The Charity Commission has disqualified the trustees of the Albayan Education Foundation Limited, barring them from becoming a trustee at any other charity, after finding failings in the management of its school and oversight of its operations in Syria.
Albayan Education Foundation Limited ran the Birmingham Muslim School and was also involved in poverty relief efforts in Syria and Turkey.
The Commission opened a statutory inquiry in 2018 after persistent failures by the trustees to carry out actions directed by the regulator to improve the governance and management of the charity over several years.
The Commission’s inquiry report, published today, has identified significant failures over a period of several years, amounting to a finding of misconduct and/or mismanagement by the charity’s trustees.
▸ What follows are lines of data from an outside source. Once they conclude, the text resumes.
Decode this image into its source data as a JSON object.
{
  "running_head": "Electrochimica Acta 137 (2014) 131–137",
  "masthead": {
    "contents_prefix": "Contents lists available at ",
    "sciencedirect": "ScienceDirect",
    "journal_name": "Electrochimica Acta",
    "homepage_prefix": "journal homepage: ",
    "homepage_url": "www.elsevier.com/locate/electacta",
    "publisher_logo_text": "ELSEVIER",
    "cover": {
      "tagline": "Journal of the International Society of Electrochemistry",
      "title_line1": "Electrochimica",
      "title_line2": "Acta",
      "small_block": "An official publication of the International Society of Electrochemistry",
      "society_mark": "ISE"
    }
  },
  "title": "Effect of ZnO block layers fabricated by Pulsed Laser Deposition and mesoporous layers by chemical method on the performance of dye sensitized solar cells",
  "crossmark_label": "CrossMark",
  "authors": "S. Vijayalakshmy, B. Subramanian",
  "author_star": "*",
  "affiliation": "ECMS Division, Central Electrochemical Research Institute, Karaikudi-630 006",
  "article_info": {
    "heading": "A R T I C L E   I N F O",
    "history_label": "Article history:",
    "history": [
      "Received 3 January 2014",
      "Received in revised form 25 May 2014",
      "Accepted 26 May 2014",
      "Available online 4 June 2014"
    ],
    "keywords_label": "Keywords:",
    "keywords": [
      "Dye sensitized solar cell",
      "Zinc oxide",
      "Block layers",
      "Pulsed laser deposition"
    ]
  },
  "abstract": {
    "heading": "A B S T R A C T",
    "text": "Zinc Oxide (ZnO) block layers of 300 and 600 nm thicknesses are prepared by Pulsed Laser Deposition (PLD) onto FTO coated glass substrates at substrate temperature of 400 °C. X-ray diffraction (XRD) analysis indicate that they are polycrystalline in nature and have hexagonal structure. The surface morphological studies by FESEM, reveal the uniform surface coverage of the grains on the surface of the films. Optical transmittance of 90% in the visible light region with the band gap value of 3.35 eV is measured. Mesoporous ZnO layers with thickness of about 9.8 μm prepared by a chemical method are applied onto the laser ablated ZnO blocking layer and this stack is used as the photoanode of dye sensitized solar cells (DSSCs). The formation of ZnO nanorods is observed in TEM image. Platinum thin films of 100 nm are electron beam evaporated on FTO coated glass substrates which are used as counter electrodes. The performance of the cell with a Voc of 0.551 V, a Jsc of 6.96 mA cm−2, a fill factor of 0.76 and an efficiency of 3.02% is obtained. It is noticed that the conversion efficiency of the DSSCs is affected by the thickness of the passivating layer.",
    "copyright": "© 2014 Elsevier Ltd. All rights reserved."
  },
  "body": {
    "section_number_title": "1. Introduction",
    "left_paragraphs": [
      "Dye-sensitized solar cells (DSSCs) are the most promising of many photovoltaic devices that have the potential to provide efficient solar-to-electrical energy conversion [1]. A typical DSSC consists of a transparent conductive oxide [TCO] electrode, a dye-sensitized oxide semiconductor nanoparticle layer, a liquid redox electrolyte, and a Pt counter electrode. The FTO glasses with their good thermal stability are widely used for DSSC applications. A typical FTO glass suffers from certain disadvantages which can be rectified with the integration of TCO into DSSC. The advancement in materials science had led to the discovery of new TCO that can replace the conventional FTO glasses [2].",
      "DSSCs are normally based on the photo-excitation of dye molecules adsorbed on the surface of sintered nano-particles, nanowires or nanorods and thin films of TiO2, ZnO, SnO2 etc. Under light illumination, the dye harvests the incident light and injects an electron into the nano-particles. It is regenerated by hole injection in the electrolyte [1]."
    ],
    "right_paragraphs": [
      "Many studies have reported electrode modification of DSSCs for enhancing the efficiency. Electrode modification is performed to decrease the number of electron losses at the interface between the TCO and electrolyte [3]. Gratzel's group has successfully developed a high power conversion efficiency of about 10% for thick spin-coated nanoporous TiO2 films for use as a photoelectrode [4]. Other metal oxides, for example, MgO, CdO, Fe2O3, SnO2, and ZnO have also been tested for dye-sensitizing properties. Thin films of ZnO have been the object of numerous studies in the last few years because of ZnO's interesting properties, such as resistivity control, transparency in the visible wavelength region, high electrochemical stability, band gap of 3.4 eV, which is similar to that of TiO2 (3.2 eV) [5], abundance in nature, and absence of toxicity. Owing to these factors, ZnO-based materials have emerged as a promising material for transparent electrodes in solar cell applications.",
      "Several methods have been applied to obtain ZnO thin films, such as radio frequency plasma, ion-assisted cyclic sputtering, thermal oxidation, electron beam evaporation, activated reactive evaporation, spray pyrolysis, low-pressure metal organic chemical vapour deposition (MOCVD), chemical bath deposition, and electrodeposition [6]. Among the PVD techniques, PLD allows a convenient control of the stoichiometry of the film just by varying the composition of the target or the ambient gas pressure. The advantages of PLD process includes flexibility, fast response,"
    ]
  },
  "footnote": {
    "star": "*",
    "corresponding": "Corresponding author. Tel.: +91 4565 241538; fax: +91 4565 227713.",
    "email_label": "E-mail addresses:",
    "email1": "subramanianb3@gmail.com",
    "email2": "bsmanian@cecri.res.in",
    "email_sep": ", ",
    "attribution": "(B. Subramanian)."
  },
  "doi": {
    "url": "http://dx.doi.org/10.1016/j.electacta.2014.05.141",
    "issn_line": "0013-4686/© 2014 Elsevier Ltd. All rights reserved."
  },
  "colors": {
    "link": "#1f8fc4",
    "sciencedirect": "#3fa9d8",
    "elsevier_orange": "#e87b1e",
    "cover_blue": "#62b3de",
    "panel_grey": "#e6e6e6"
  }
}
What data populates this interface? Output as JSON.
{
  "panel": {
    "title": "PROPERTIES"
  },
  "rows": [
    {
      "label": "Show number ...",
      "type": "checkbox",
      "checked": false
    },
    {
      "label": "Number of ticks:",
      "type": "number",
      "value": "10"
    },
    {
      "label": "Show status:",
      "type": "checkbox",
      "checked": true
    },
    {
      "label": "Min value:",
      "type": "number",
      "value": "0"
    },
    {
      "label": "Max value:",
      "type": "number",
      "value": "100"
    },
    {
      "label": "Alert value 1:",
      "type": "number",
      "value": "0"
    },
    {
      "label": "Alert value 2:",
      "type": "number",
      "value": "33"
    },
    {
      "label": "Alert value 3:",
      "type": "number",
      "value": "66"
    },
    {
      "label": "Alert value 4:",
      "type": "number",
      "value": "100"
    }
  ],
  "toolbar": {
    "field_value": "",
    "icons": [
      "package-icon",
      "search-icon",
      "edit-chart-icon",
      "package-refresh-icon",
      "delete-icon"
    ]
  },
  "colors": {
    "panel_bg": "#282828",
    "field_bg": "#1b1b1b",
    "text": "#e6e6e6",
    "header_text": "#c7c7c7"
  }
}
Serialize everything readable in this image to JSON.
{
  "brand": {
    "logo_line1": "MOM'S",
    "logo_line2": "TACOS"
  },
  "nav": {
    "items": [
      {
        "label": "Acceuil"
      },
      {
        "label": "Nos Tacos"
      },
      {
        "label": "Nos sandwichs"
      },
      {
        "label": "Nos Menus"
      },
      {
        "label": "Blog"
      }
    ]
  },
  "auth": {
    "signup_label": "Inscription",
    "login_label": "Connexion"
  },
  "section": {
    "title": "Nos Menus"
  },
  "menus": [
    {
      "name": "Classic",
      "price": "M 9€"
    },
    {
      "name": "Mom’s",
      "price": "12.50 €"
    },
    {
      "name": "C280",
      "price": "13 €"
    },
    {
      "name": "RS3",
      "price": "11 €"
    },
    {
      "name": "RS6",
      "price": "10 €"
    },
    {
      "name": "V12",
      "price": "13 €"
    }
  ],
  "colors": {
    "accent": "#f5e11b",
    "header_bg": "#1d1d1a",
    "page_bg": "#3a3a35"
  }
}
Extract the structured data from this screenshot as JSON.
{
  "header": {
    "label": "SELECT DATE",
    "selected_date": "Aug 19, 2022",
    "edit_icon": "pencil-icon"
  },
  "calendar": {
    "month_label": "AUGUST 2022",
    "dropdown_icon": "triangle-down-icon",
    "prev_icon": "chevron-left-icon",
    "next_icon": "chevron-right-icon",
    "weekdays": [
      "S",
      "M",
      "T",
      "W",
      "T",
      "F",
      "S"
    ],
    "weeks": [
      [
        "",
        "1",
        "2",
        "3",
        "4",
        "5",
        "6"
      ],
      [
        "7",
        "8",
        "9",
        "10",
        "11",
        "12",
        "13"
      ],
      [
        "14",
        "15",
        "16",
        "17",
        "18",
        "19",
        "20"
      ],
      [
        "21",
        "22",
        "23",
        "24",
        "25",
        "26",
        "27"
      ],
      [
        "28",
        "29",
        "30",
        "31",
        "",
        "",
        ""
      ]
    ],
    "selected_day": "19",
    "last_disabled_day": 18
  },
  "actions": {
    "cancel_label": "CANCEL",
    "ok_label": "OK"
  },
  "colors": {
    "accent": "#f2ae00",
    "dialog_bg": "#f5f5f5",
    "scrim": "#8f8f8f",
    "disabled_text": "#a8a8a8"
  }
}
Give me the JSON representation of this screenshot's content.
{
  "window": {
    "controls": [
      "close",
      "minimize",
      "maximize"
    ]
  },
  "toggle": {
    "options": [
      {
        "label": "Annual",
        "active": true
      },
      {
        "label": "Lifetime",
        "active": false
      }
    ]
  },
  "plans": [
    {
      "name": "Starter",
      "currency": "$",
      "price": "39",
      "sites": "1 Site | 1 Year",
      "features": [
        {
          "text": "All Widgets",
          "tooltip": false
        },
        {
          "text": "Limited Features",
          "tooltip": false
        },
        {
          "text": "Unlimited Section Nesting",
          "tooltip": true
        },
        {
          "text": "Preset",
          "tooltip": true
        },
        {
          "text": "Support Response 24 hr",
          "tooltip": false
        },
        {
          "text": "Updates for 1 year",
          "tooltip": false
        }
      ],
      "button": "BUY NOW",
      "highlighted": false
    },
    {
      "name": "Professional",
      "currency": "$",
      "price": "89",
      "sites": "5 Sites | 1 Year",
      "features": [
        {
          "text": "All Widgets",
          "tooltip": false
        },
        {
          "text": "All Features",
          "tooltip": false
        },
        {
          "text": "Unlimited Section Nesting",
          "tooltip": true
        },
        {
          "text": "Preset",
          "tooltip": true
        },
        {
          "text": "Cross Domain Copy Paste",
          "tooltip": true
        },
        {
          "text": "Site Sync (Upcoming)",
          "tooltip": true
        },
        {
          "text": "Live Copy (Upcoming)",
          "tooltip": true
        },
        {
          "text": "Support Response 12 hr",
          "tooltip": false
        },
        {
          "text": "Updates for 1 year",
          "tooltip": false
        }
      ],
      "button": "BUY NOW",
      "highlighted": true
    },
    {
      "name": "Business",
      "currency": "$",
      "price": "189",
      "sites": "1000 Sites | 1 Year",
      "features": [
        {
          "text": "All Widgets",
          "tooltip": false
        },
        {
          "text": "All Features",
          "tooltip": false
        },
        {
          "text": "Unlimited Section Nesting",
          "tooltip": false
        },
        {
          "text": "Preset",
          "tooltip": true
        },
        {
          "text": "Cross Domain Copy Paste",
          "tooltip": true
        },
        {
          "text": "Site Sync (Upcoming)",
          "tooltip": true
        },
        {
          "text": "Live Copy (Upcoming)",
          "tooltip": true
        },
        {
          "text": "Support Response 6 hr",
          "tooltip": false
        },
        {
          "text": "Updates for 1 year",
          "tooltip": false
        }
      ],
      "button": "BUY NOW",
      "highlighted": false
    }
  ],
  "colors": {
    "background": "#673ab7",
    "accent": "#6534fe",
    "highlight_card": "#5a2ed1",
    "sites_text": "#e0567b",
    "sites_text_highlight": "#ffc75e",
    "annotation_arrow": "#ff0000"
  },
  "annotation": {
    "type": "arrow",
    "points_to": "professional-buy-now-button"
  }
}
The Commission has found its chair of trustees, Janet Laws, who also acted as headteacher of the charity’s school, particularly responsible for its failings in relation to the school and overseas operations, given her role in the charity. The Commission has therefore disqualified her for 12 years. The charity’s two other trustees, Ahmed Abdulhafeth and Ali Qasem, were disqualified for 10 years. During their periods of disqualification, the individuals are unable to serve as trustees of any charity or hold an office or employment with senior management functions at a charity.
Birmingham Muslim School
The Commission’s inquiry found the trustees were responsible for persistent failures to ensure the charity’s school met the Independent School Standards. The charity failed to comply with 5 separate directions from the Department for Education to improve the standard of education provided, which it failed to report to the Commission, and several reports from Ofsted, which rated the overall effectiveness of the school as inadequate. Eventually, the school was closed in December 2019.
The trustees did not adequately oversee the charity’s operations in Turkey or Syria. This was demonstrated when the Commission’s investigation identified photos of an employee of the charity, who had travelled abroad on behalf of the organisation, assembling firearms at the Atma refugee camp in Syria. This finding led to significant concerns by the regulator around whom the charity partnered with to facilitate its work overseas. An Interim Manager, who was appointed to the charity during the inquiry, found that the charity had no list of its overseas partners or records of the due diligence checks completed on these partners. This was despite the regulator’s earlier intervention, and advice and guidance to trustees, on these specific points.
Stephen Roake, Head of Compliance, Visits and Inspections at the Charity Commission, said:
The public expects trustees to carry out their legal duties with the utmost respect for the important role they hold. The trustees of this charity did not carry out their legal duties – repeatedly failing to meet the standards required in their role in managing the charity’s school and showing a concerning lack of oversight in relation to the charity’s operations overseas. What we found here raised serious regulatory concerns about the charity’s operation and, in relation to its overseas work, affirms exactly why a charity must have robust controls in place, especially when it operates in high-risk areas of the world.
It’s right that we have disqualified the individuals responsible for this conduct from trusteeship and holding senior management functions at a charity.